## THE TASK:
Retype all of the entries exactly as they appear.

## DATA SECTION:
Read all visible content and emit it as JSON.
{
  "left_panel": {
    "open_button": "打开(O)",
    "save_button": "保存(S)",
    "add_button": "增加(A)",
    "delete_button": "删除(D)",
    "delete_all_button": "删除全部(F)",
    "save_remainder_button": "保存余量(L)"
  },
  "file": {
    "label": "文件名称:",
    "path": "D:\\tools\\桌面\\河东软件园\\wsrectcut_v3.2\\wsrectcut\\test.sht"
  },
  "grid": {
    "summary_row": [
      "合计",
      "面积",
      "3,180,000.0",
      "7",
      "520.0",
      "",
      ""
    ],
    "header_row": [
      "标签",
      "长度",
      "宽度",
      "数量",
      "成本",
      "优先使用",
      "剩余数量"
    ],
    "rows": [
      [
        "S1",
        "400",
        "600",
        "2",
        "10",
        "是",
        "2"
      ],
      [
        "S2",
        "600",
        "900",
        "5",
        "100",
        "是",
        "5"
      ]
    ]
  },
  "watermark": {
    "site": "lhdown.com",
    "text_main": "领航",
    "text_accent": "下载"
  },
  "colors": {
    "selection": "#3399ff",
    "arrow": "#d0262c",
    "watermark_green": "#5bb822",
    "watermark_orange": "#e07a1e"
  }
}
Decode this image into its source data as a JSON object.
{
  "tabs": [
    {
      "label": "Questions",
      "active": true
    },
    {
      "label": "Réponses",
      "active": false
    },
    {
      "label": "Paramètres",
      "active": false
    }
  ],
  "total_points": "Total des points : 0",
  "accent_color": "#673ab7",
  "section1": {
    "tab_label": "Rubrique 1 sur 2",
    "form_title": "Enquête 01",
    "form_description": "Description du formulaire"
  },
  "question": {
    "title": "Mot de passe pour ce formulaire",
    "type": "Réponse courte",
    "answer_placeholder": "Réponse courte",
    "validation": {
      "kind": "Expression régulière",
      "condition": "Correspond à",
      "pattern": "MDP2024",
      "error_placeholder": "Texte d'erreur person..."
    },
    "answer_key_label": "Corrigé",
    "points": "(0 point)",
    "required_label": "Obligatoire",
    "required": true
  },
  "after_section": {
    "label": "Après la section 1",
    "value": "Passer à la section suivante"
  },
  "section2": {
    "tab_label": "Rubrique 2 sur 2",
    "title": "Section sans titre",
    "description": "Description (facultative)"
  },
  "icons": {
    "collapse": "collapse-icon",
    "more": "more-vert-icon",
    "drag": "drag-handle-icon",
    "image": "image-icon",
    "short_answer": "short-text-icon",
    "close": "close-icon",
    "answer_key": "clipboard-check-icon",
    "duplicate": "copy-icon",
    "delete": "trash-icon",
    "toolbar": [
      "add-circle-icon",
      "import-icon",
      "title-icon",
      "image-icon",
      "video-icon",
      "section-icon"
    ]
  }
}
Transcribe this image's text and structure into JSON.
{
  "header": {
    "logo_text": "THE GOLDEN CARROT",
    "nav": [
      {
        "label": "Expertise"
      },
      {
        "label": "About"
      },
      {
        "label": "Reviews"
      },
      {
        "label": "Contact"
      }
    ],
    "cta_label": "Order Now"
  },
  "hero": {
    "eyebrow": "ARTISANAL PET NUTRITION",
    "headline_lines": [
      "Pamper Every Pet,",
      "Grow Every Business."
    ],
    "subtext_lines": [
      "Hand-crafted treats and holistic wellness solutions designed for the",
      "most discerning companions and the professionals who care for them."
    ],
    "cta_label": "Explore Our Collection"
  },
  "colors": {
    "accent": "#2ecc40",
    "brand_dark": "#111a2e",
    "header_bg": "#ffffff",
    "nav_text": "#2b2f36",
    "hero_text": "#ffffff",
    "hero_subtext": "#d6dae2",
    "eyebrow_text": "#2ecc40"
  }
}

## ANSWER AREA:
Read all visible content and emit it as JSON.
{
  "left_panel": {
    "open_button": "打开(O)",
    "save_button": "保存(S)",
    "add_button": "增加(A)",
    "delete_button": "删除(D)",
    "delete_all_button": "删除全部(F)",
    "save_remainder_button": "保存余量(L)"
  },
  "file": {
    "label": "文件名称:",
    "path": "D:\\tools\\桌面\\河东软件园\\wsrectcut_v3.2\\wsrectcut\\test.sht"
  },
  "grid": {
    "summary_row": [
      "合计",
      "面积",
      "3,180,000.0",
      "7",
      "520.0",
      "",
      ""
    ],
    "header_row": [
      "标签",
      "长度",
      "宽度",
      "数量",
      "成本",
      "优先使用",
      "剩余数量"
    ],
    "rows": [
      [
        "S1",
        "400",
        "600",
        "2",
        "10",
        "是",
        "2"
      ],
      [
        "S2",
        "600",
        "900",
        "5",
        "100",
        "是",
        "5"
      ]
    ]
  },
  "watermark": {
    "site": "lhdown.com",
    "text_main": "领航",
    "text_accent": "下载"
  },
  "colors": {
    "selection": "#3399ff",
    "arrow": "#d0262c",
    "watermark_green": "#5bb822",
    "watermark_orange": "#e07a1e"
  }
}
Decode this image into its source data as a JSON object.
{
  "tabs": [
    {
      "label": "Questions",
      "active": true
    },
    {
      "label": "Réponses",
      "active": false
    },
    {
      "label": "Paramètres",
      "active": false
    }
  ],
  "total_points": "Total des points : 0",
  "accent_color": "#673ab7",
  "section1": {
    "tab_label": "Rubrique 1 sur 2",
    "form_title": "Enquête 01",
    "form_description": "Description du formulaire"
  },
  "question": {
    "title": "Mot de passe pour ce formulaire",
    "type": "Réponse courte",
    "answer_placeholder": "Réponse courte",
    "validation": {
      "kind": "Expression régulière",
      "condition": "Correspond à",
      "pattern": "MDP2024",
      "error_placeholder": "Texte d'erreur person..."
    },
    "answer_key_label": "Corrigé",
    "points": "(0 point)",
    "required_label": "Obligatoire",
    "required": true
  },
  "after_section": {
    "label": "Après la section 1",
    "value": "Passer à la section suivante"
  },
  "section2": {
    "tab_label": "Rubrique 2 sur 2",
    "title": "Section sans titre",
    "description": "Description (facultative)"
  },
  "icons": {
    "collapse": "collapse-icon",
    "more": "more-vert-icon",
    "drag": "drag-handle-icon",
    "image": "image-icon",
    "short_answer": "short-text-icon",
    "close": "close-icon",
    "answer_key": "clipboard-check-icon",
    "duplicate": "copy-icon",
    "delete": "trash-icon",
    "toolbar": [
      "add-circle-icon",
      "import-icon",
      "title-icon",
      "image-icon",
      "video-icon",
      "section-icon"
    ]
  }
}
Transcribe this image's text and structure into JSON.
{
  "header": {
    "logo_text": "THE GOLDEN CARROT",
    "nav": [
      {
        "label": "Expertise"
      },
      {
        "label": "About"
      },
      {
        "label": "Reviews"
      },
      {
        "label": "Contact"
      }
    ],
    "cta_label": "Order Now"
  },
  "hero": {
    "eyebrow": "ARTISANAL PET NUTRITION",
    "headline_lines": [
      "Pamper Every Pet,",
      "Grow Every Business."
    ],
    "subtext_lines": [
      "Hand-crafted treats and holistic wellness solutions designed for the",
      "most discerning companions and the professionals who care for them."
    ],
    "cta_label": "Explore Our Collection"
  },
  "colors": {
    "accent": "#2ecc40",
    "brand_dark": "#111a2e",
    "header_bg": "#ffffff",
    "nav_text": "#2b2f36",
    "hero_text": "#ffffff",
    "hero_subtext": "#d6dae2",
    "eyebrow_text": "#2ecc40"
  }
}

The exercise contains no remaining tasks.